[Dataset rows describing interfaces]
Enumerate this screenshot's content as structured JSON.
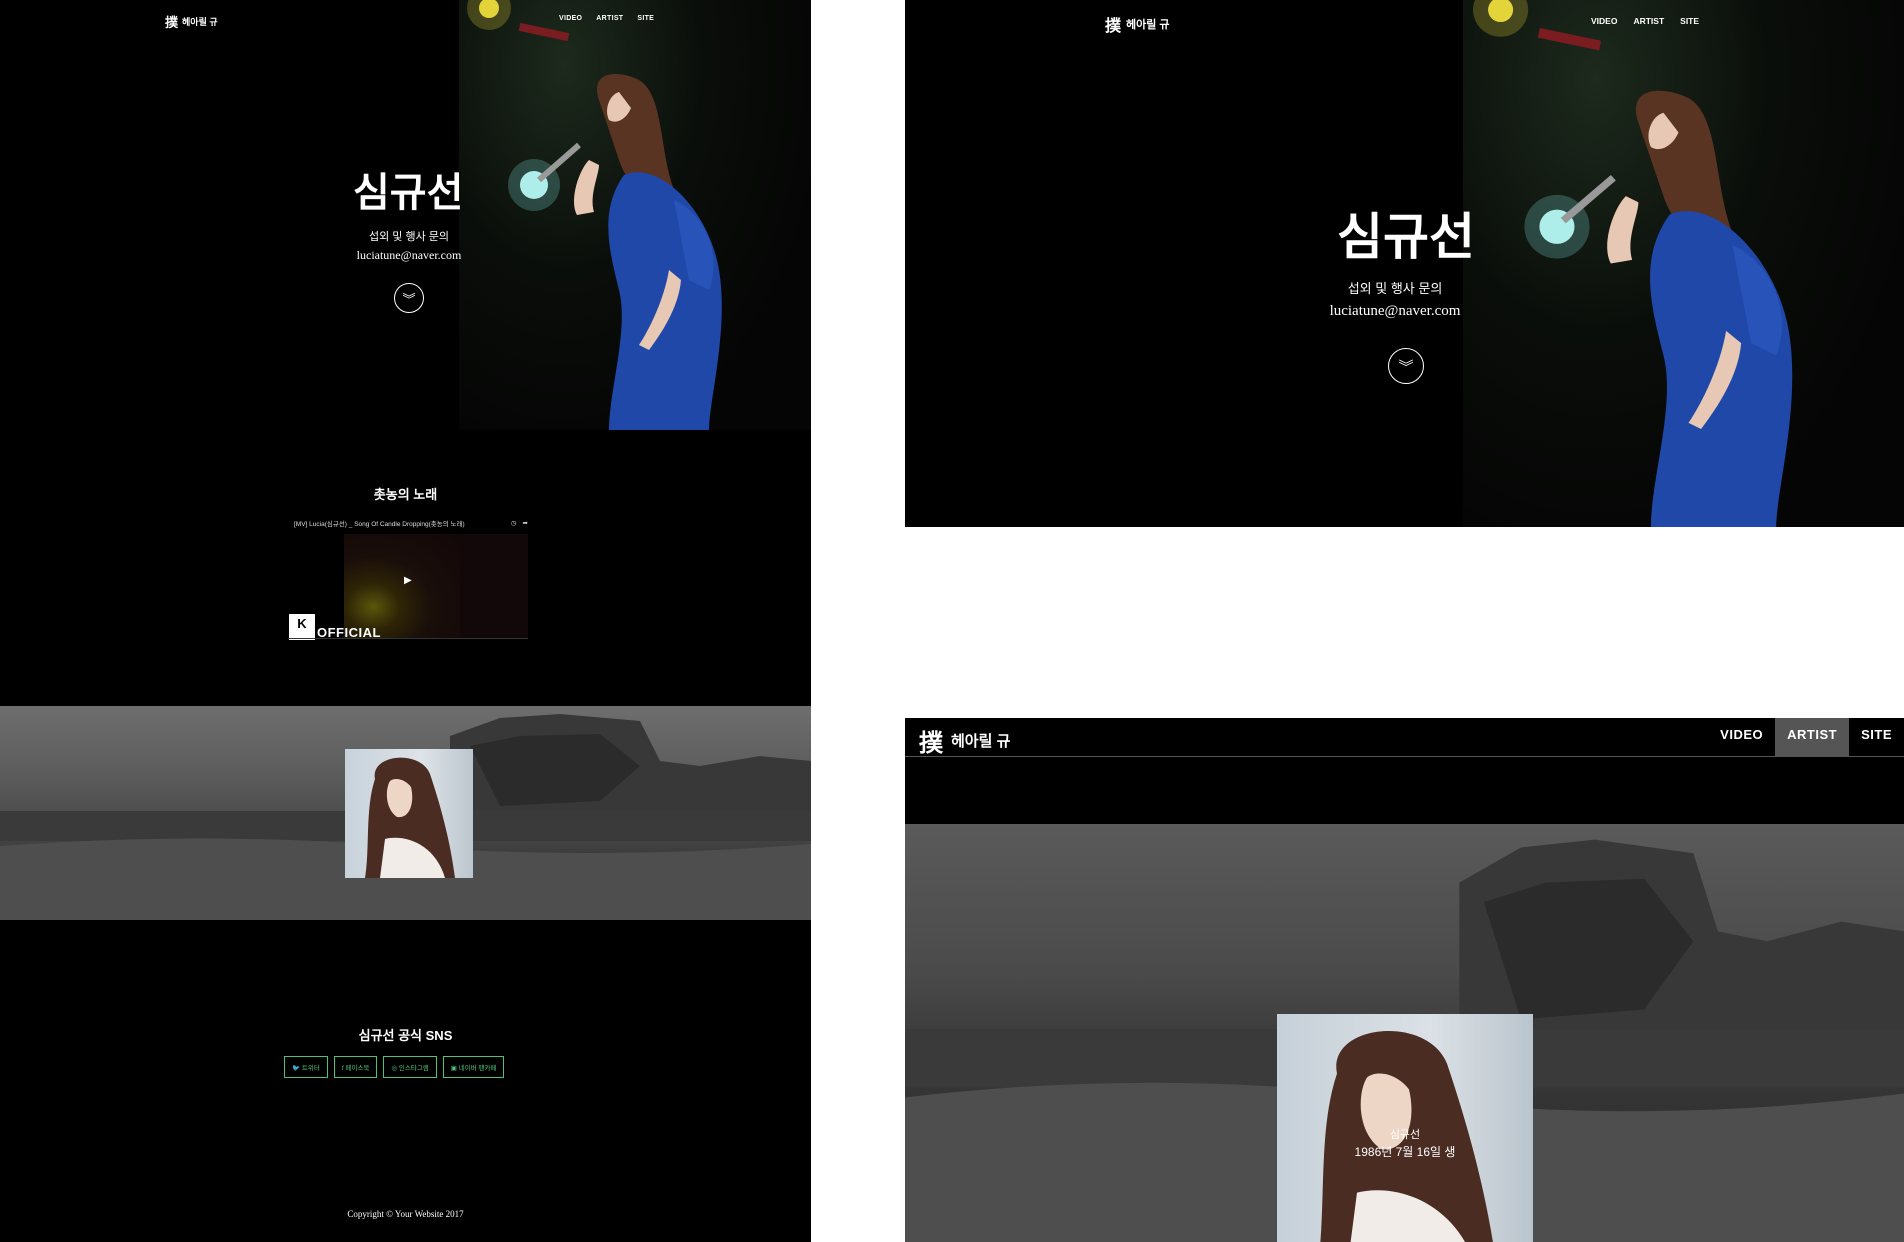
{
  "nav": {
    "logo_mark": "撲",
    "logo_text": "헤아릴 규",
    "items": [
      "VIDEO",
      "ARTIST",
      "SITE"
    ],
    "active": "ARTIST"
  },
  "hero": {
    "title": "심규선",
    "subtitle": "섭외 및 행사 문의",
    "email": "luciatune@naver.com",
    "scroll_icon": "double-chevron-down-icon"
  },
  "video": {
    "heading": "촛농의 노래",
    "title": "[MV] Lucia(심규선) _ Song Of Candle Dropping(촛농의 노래)",
    "badge_letter": "K",
    "badge_small": "1theK",
    "badge_text": "OFFICIAL"
  },
  "artist": {
    "name": "심규선",
    "dob": "1986년 7월 16일 생"
  },
  "sns": {
    "heading": "심규선 공식 SNS",
    "links": [
      {
        "icon": "twitter-icon",
        "glyph": "🐦",
        "label": "트위터"
      },
      {
        "icon": "facebook-icon",
        "glyph": "f",
        "label": "페이스북"
      },
      {
        "icon": "instagram-icon",
        "glyph": "◎",
        "label": "인스타그램"
      },
      {
        "icon": "naver-cafe-icon",
        "glyph": "▣",
        "label": "네이버 팬카페"
      }
    ],
    "accent": "#4ec07a"
  },
  "footer": {
    "copyright": "Copyright © Your Website 2017"
  }
}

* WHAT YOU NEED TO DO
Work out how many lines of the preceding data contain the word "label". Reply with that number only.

* SOLUTION TO THIS PROBLEM
4